If you don't mind leaving Rockland behind for the day, a day trip to Boothbay Harbor comes highly recommended. Located just a short 1-hour drive from the city, this charming little town offers a multitude of attractions, including a great collection of local boutiques, galleries, museums, and restaurants. It's also a great place to try some water sports, offering one of the best spots for sea kayaking in the state. Whether you want to shop, admire some art, or take an adventure out into the open sea, there's a little something here for everyone.
5. Tour Olson House
Olson House was built in the mid-eighteenth century and originally occupied by Alvaro H. Olson and his family. It was later taken over by Andrew Wyeth, a prominent local painter best known for the painting, Christina’s World. Today, the house serves as an outpost of the Farnsworth Art Museum, offering visitors the chance to admire both the exquisite collection of Wyeth's artwork and the gorgeous historic decor of the interior. Take a guided tour to learn more about Farnsworth’s collection and the other special exhibitions.
4. Soak up the rays at Sandy Beach
If the sun is shining, follow the flocks of locals heading for Sandy Beach. It's not the biggest beach in the world, but it's a lovely place to soak up some rays, take a dip and enjoy the lovely sea views. Even if the weather is less than stellar, it's still worth a visit for a stroll and the chance to check out the “Ridin’ the Rails to Rockland” sculpture, a spectacular work of art installed in 2013 that's made entirely from material sourced from the city's old railroads.
3. Visit Project Puffin Visitor Center
Since a group of local volunteers, local businesses, and private donors came together with Audubon in 2006 to open the Project Puffin Visitor Center, the center has become one of Rockland's most popular attractions, and for very good reason. As its name suggests, the center is dedicated to celebrating the work of Project Puffin, which works tirelessly to encourage puffins and other rare seabirds native to Maine back to historic nesting islands. There's a wonderful array of interactive exhibits to check out, including a live video stream of puffins and other seabirds, a gallery, and a theater showing a twenty-minute film that highlights the successes and challenges faced by the project.
2. Admire the art at Farnsworth Art Museum
Art lovers shouldn't miss a visit to Farnsworth Art Museum, one of Rockland's biggest tourist attractions and one that's guaranteed to keep art enthusiasts in hours of browsing pleasure. Boasting around twenty thousand square feet of gallery space, this giant museum is home to a vast collection of over fifteen thousand nationally recognized Maine-inspired and American artworks from artists that include Gilbert Stuart, Maurice Prendergast, Frank Benson, Eastman Johnson, Thomas Sully, Thomas Eakins, Childe Hassam, and Fitz Henry Lane. There's also one of the largest collections of Louise Nevelson sculptures in the country.

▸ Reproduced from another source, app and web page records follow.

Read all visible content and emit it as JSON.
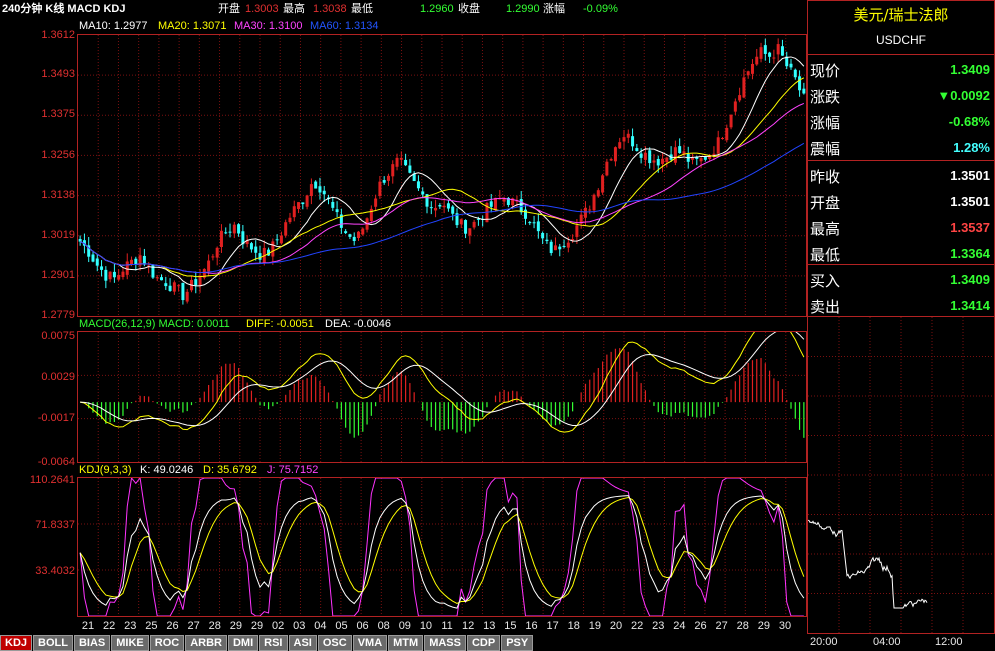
{
  "header": {
    "title": "240分钟 K线 MACD KDJ",
    "open_label": "开盘",
    "open_value": "1.3003",
    "high_label": "最高",
    "high_value": "1.3038",
    "low_label": "最低",
    "low_value": "1.2960",
    "close_label": "收盘",
    "close_value": "1.2990",
    "change_label": "涨幅",
    "change_value": "-0.09%"
  },
  "ma_legend": {
    "ma10": "MA10: 1.2977",
    "ma20": "MA20: 1.3071",
    "ma30": "MA30: 1.3100",
    "ma60": "MA60: 1.3134"
  },
  "macd_legend": {
    "name": "MACD(26,12,9) MACD: 0.0011",
    "diff": "DIFF: -0.0051",
    "dea": "DEA: -0.0046"
  },
  "kdj_legend": {
    "name": "KDJ(9,3,3)",
    "k": "K: 49.0246",
    "d": "D: 35.6792",
    "j": "J: 75.7152"
  },
  "price_axis": [
    "1.3612",
    "1.3493",
    "1.3375",
    "1.3256",
    "1.3138",
    "1.3019",
    "1.2901",
    "1.2779"
  ],
  "macd_axis": [
    "0.0075",
    "0.0029",
    "-0.0017",
    "-0.0064"
  ],
  "kdj_axis": [
    "110.2641",
    "71.8337",
    "33.4032"
  ],
  "x_axis": [
    "21",
    "22",
    "23",
    "25",
    "26",
    "27",
    "28",
    "29",
    "29",
    "02",
    "03",
    "04",
    "05",
    "06",
    "08",
    "09",
    "10",
    "11",
    "12",
    "13",
    "15",
    "16",
    "17",
    "18",
    "19",
    "20",
    "22",
    "23",
    "24",
    "26",
    "27",
    "28",
    "29",
    "30"
  ],
  "tabs": [
    "KDJ",
    "BOLL",
    "BIAS",
    "MIKE",
    "ROC",
    "ARBR",
    "DMI",
    "RSI",
    "ASI",
    "OSC",
    "VMA",
    "MTM",
    "MASS",
    "CDP",
    "PSY"
  ],
  "active_tab": "KDJ",
  "quote": {
    "name": "美元/瑞士法郎",
    "symbol": "USDCHF",
    "rows": [
      {
        "label": "现价",
        "value": "1.3409",
        "color": "#33ff33"
      },
      {
        "label": "涨跌",
        "value": "▼0.0092",
        "color": "#33ff33"
      },
      {
        "label": "涨幅",
        "value": "-0.68%",
        "color": "#33ff33"
      },
      {
        "label": "震幅",
        "value": "1.28%",
        "color": "#44ffff"
      },
      {
        "label": "昨收",
        "value": "1.3501",
        "color": "#ffffff"
      },
      {
        "label": "开盘",
        "value": "1.3501",
        "color": "#ffffff"
      },
      {
        "label": "最高",
        "value": "1.3537",
        "color": "#ff4444"
      },
      {
        "label": "最低",
        "value": "1.3364",
        "color": "#33ff33"
      },
      {
        "label": "买入",
        "value": "1.3409",
        "color": "#33ff33"
      },
      {
        "label": "卖出",
        "value": "1.3414",
        "color": "#33ff33"
      }
    ]
  },
  "mini_axis": [
    "20:00",
    "04:00",
    "12:00"
  ],
  "colors": {
    "up": "#e02020",
    "down": "#33ffff",
    "ma10": "#ffffff",
    "ma20": "#ffff00",
    "ma30": "#ff44ff",
    "ma60": "#2244ff",
    "grid": "#b22222",
    "kdj_k": "#ffffff",
    "kdj_d": "#ffff00",
    "kdj_j": "#ff33ff",
    "macd_up": "#e02020",
    "macd_down": "#33ff33"
  },
  "chart_data": {
    "type": "candlestick",
    "title": "240分钟 K线 MACD KDJ",
    "ylim": [
      1.2779,
      1.3612
    ],
    "ohlc_trend_close": [
      1.3,
      1.297,
      1.293,
      1.29,
      1.289,
      1.292,
      1.294,
      1.296,
      1.292,
      1.289,
      1.288,
      1.286,
      1.284,
      1.287,
      1.29,
      1.294,
      1.3,
      1.303,
      1.305,
      1.3,
      1.298,
      1.296,
      1.297,
      1.301,
      1.306,
      1.31,
      1.313,
      1.318,
      1.316,
      1.311,
      1.306,
      1.302,
      1.3,
      1.305,
      1.312,
      1.318,
      1.321,
      1.324,
      1.32,
      1.316,
      1.313,
      1.31,
      1.312,
      1.308,
      1.305,
      1.304,
      1.306,
      1.309,
      1.311,
      1.313,
      1.312,
      1.31,
      1.308,
      1.303,
      1.299,
      1.297,
      1.3,
      1.302,
      1.306,
      1.31,
      1.316,
      1.323,
      1.328,
      1.332,
      1.33,
      1.327,
      1.325,
      1.324,
      1.325,
      1.327,
      1.326,
      1.323,
      1.324,
      1.326,
      1.329,
      1.335,
      1.342,
      1.348,
      1.353,
      1.356,
      1.355,
      1.357,
      1.352,
      1.348,
      1.342
    ]
  }
}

1. Enjoy the views at the Rockland Breakwater Lighthouse
Set at the tip of a granite breakwater that extends over 4,340 feet into the Rockland Harbor, the Rockland Breakwater Lighthouse is one of Rockland's most iconic landmarks. Built at the turn of the twentieth century, the lighthouse features a beautifully restored keepers' house that's open for tours every weekend during the summer months. It's also possible to climb to the top of the lantern to enjoy stunning panoramas over the lobster boats and historic schooners bobbing around the harbor. It's a bit of a trek to reach, but the sight of the shorebirds, harbor seals, and even the occasional dolphin around the breakwater make it an enjoyable one - just be sure to wear comfortable shoes.
Written by Liz Flynn
Read more posts by Liz Flynn